At first glance, there appear to be tremendous differences between Paul Klee (1879-1940) and James Ensor (1860-1949), both as artists and in their work. Not only do they belong to different generations; their origins and nationalities also set them apart. However, if you take a closer look, you will discover some common characteristics.
What typifies them both is a penchant for satire and the grotesque. Klee studied the graphic works of James Ensor – in addition to the graphic works of Beardsley, Blake and Goya – at Munich’s Kupferstichkabinett as early as in 1904. It is thanks to their mutual friend, the Swiss artist Jacques-Ernst Sonderegger (1882-1956), that Paul Klee became even better acquainted with the work of James Ensor.
In some of their engravings, both Ensor and Klee employ a similarly whimsical visual language that is distinguished by an apparent yet deceptive naivety. Several prints by both Ensor and Klee refer to the graffiti we see on the streets, to children’s drawings or to drawings by people designated as ‘mentally ill’. The German psychiatrist and art historian Hans Prinzhorn (1886-1933) also referred to Ensor in his publication Bildnerei der Geisteskranken (1922), which would leave a lasting impression on Paul Klee.
Both Klee and Ensor held a fascination for the world of the theatre and the puppet. In numerous prints, drawings and paintings, Ensor and Klee, each in their own idiosyncratic way, depicted the grotesque world of disguise and ‘transfiguration’.
They also mocked their contemporaries and denounced political and other transgressions in countless caricatures.

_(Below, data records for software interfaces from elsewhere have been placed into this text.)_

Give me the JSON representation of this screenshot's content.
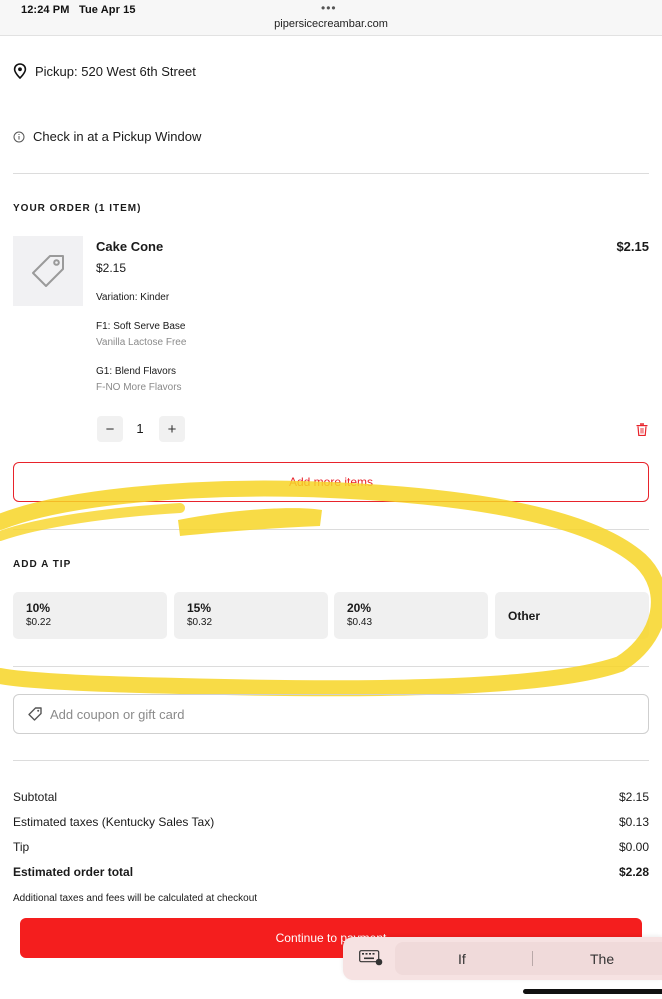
{
  "status": {
    "time": "12:24 PM",
    "date": "Tue Apr 15",
    "url": "pipersicecreambar.com"
  },
  "pickup": {
    "icon": "location-pin-icon",
    "label": "Pickup: 520 West 6th Street"
  },
  "checkin": {
    "icon": "info-icon",
    "label": "Check in at a Pickup Window"
  },
  "order": {
    "title": "YOUR ORDER (1 ITEM)",
    "item": {
      "name": "Cake Cone",
      "price": "$2.15",
      "line_total": "$2.15",
      "variation": "Variation: Kinder",
      "modifiers": [
        {
          "label": "F1: Soft Serve Base",
          "value": "Vanilla Lactose Free"
        },
        {
          "label": "G1: Blend Flavors",
          "value": "F-NO More Flavors"
        }
      ],
      "quantity": "1",
      "decrement": "−",
      "increment": "+",
      "thumbnail_icon": "price-tag-icon",
      "delete_icon": "trash-icon"
    },
    "add_more_label": "Add more items"
  },
  "tip": {
    "title": "ADD A TIP",
    "options": [
      {
        "percent": "10%",
        "amount": "$0.22"
      },
      {
        "percent": "15%",
        "amount": "$0.32"
      },
      {
        "percent": "20%",
        "amount": "$0.43"
      }
    ],
    "other_label": "Other"
  },
  "coupon": {
    "placeholder": "Add coupon or gift card",
    "icon": "coupon-tag-icon"
  },
  "summary": {
    "subtotal_label": "Subtotal",
    "subtotal": "$2.15",
    "taxes_label": "Estimated taxes (Kentucky Sales Tax)",
    "taxes": "$0.13",
    "tip_label": "Tip",
    "tip": "$0.00",
    "total_label": "Estimated order total",
    "total": "$2.28",
    "note": "Additional taxes and fees will be calculated at checkout"
  },
  "continue_label": "Continue to payment",
  "keyboard_suggestions": {
    "word_1": "If",
    "word_2": "The",
    "icon": "keyboard-icon"
  },
  "colors": {
    "accent": "#e8232b",
    "button": "#f41e1e",
    "highlight": "#f7d526"
  }
}
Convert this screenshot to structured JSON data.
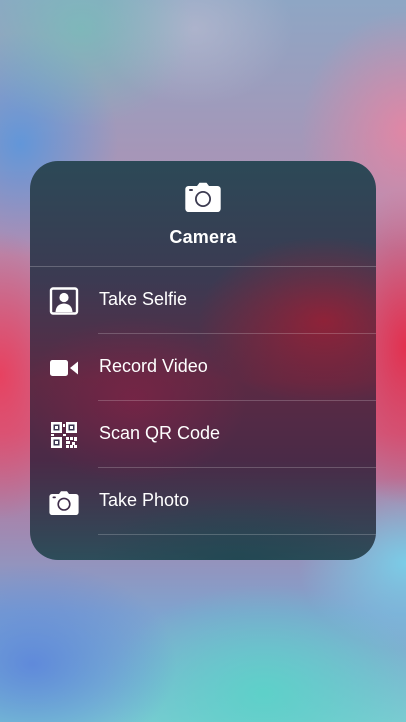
{
  "menu": {
    "title": "Camera",
    "header_icon": "camera-icon",
    "items": [
      {
        "label": "Take Selfie",
        "icon": "selfie-icon"
      },
      {
        "label": "Record Video",
        "icon": "video-camera-icon"
      },
      {
        "label": "Scan QR Code",
        "icon": "qr-code-icon"
      },
      {
        "label": "Take Photo",
        "icon": "camera-icon"
      }
    ]
  }
}
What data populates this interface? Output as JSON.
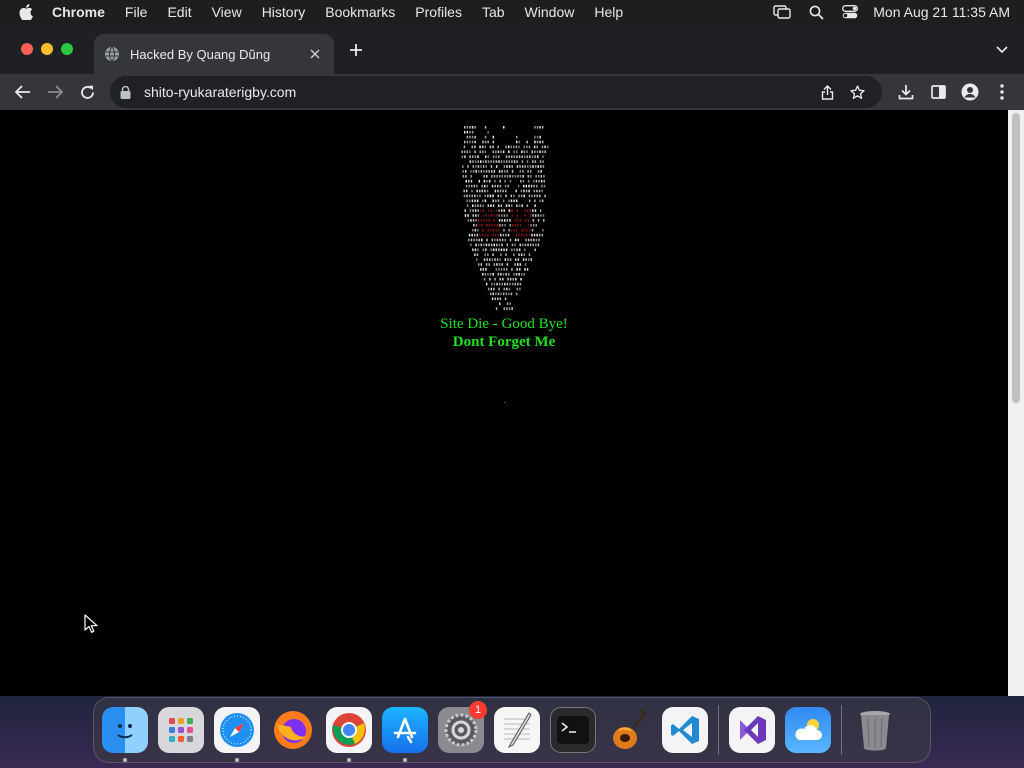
{
  "menubar": {
    "app_name": "Chrome",
    "items": [
      "File",
      "Edit",
      "View",
      "History",
      "Bookmarks",
      "Profiles",
      "Tab",
      "Window",
      "Help"
    ],
    "clock": "Mon Aug 21  11:35 AM"
  },
  "browser": {
    "tab_title": "Hacked By Quang Dũng",
    "url": "shito-ryukaraterigby.com"
  },
  "page": {
    "line1": "Site Die - Good Bye!",
    "line2": "Dont Forget Me",
    "text_color": "#22e024",
    "background": "#000000"
  },
  "dock": {
    "items": [
      "finder-icon",
      "launchpad-icon",
      "safari-icon",
      "firefox-icon",
      "chrome-icon",
      "app-store-icon",
      "system-settings-icon",
      "textedit-icon",
      "terminal-icon",
      "garageband-icon",
      "vscode-icon",
      "visual-studio-icon",
      "weather-icon",
      "trash-icon"
    ],
    "settings_badge": "1"
  }
}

The exhibition in the Ensor House in Ostend, in which a selection of works will be shown, aims to shine a spotlight on the parallels between the two artists. This will be the first time in Belgium that the works of these two artists will be brought together in such an intimate confrontation and dialogue. The exhibition was made possible thanks to the generous loans from Paul Klee Centre in Bern.